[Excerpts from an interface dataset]

....................

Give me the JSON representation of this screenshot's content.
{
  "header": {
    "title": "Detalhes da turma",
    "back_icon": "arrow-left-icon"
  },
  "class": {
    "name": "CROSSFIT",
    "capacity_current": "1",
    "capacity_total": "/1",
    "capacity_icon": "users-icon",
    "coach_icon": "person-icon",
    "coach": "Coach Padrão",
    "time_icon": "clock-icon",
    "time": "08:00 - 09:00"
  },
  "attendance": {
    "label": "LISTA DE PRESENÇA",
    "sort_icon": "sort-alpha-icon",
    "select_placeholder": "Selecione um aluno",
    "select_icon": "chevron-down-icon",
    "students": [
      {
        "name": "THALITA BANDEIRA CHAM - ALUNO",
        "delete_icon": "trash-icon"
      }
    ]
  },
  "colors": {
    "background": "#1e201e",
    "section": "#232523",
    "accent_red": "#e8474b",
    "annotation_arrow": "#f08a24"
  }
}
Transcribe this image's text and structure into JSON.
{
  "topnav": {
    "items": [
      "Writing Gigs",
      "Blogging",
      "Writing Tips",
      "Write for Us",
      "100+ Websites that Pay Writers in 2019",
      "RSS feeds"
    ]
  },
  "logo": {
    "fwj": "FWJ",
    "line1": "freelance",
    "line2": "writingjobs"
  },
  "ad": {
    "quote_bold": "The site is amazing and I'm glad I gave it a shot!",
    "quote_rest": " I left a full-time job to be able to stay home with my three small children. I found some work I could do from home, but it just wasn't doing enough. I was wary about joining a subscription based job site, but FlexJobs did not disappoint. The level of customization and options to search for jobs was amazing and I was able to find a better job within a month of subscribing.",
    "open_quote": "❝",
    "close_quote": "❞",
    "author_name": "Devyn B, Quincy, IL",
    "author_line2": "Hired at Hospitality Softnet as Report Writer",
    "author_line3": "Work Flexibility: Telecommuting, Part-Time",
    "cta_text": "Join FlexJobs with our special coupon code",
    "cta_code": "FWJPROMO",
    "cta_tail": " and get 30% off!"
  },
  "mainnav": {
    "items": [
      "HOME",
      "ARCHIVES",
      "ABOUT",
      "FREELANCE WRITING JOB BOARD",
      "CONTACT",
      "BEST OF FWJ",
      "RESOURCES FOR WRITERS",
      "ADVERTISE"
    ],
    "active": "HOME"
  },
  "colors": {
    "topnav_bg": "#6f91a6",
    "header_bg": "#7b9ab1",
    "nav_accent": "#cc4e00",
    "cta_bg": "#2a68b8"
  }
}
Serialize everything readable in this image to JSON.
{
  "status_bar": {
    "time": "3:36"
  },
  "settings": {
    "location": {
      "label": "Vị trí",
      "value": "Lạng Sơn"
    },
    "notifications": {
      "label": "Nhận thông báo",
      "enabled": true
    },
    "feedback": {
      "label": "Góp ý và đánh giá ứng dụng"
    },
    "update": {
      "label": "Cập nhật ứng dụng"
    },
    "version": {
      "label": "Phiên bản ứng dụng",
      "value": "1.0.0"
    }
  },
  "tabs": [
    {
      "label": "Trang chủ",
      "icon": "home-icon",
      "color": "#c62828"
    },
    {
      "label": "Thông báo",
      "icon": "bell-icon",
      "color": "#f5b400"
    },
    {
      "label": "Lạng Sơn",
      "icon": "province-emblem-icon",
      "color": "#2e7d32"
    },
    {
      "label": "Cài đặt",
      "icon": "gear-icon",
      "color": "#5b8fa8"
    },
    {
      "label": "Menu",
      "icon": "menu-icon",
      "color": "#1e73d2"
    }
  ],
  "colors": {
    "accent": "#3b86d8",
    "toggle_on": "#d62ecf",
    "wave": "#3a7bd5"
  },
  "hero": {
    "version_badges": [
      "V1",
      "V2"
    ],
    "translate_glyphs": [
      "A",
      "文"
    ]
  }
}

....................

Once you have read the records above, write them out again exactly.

▶ Exercise output:
Give me the JSON representation of this screenshot's content.
{
  "header": {
    "title": "Detalhes da turma",
    "back_icon": "arrow-left-icon"
  },
  "class": {
    "name": "CROSSFIT",
    "capacity_current": "1",
    "capacity_total": "/1",
    "capacity_icon": "users-icon",
    "coach_icon": "person-icon",
    "coach": "Coach Padrão",
    "time_icon": "clock-icon",
    "time": "08:00 - 09:00"
  },
  "attendance": {
    "label": "LISTA DE PRESENÇA",
    "sort_icon": "sort-alpha-icon",
    "select_placeholder": "Selecione um aluno",
    "select_icon": "chevron-down-icon",
    "students": [
      {
        "name": "THALITA BANDEIRA CHAM - ALUNO",
        "delete_icon": "trash-icon"
      }
    ]
  },
  "colors": {
    "background": "#1e201e",
    "section": "#232523",
    "accent_red": "#e8474b",
    "annotation_arrow": "#f08a24"
  }
}
Transcribe this image's text and structure into JSON.
{
  "topnav": {
    "items": [
      "Writing Gigs",
      "Blogging",
      "Writing Tips",
      "Write for Us",
      "100+ Websites that Pay Writers in 2019",
      "RSS feeds"
    ]
  },
  "logo": {
    "fwj": "FWJ",
    "line1": "freelance",
    "line2": "writingjobs"
  },
  "ad": {
    "quote_bold": "The site is amazing and I'm glad I gave it a shot!",
    "quote_rest": " I left a full-time job to be able to stay home with my three small children. I found some work I could do from home, but it just wasn't doing enough. I was wary about joining a subscription based job site, but FlexJobs did not disappoint. The level of customization and options to search for jobs was amazing and I was able to find a better job within a month of subscribing.",
    "open_quote": "❝",
    "close_quote": "❞",
    "author_name": "Devyn B, Quincy, IL",
    "author_line2": "Hired at Hospitality Softnet as Report Writer",
    "author_line3": "Work Flexibility: Telecommuting, Part-Time",
    "cta_text": "Join FlexJobs with our special coupon code",
    "cta_code": "FWJPROMO",
    "cta_tail": " and get 30% off!"
  },
  "mainnav": {
    "items": [
      "HOME",
      "ARCHIVES",
      "ABOUT",
      "FREELANCE WRITING JOB BOARD",
      "CONTACT",
      "BEST OF FWJ",
      "RESOURCES FOR WRITERS",
      "ADVERTISE"
    ],
    "active": "HOME"
  },
  "colors": {
    "topnav_bg": "#6f91a6",
    "header_bg": "#7b9ab1",
    "nav_accent": "#cc4e00",
    "cta_bg": "#2a68b8"
  }
}
Serialize everything readable in this image to JSON.
{
  "status_bar": {
    "time": "3:36"
  },
  "settings": {
    "location": {
      "label": "Vị trí",
      "value": "Lạng Sơn"
    },
    "notifications": {
      "label": "Nhận thông báo",
      "enabled": true
    },
    "feedback": {
      "label": "Góp ý và đánh giá ứng dụng"
    },
    "update": {
      "label": "Cập nhật ứng dụng"
    },
    "version": {
      "label": "Phiên bản ứng dụng",
      "value": "1.0.0"
    }
  },
  "tabs": [
    {
      "label": "Trang chủ",
      "icon": "home-icon",
      "color": "#c62828"
    },
    {
      "label": "Thông báo",
      "icon": "bell-icon",
      "color": "#f5b400"
    },
    {
      "label": "Lạng Sơn",
      "icon": "province-emblem-icon",
      "color": "#2e7d32"
    },
    {
      "label": "Cài đặt",
      "icon": "gear-icon",
      "color": "#5b8fa8"
    },
    {
      "label": "Menu",
      "icon": "menu-icon",
      "color": "#1e73d2"
    }
  ],
  "colors": {
    "accent": "#3b86d8",
    "toggle_on": "#d62ecf",
    "wave": "#3a7bd5"
  },
  "hero": {
    "version_badges": [
      "V1",
      "V2"
    ],
    "translate_glyphs": [
      "A",
      "文"
    ]
  }
}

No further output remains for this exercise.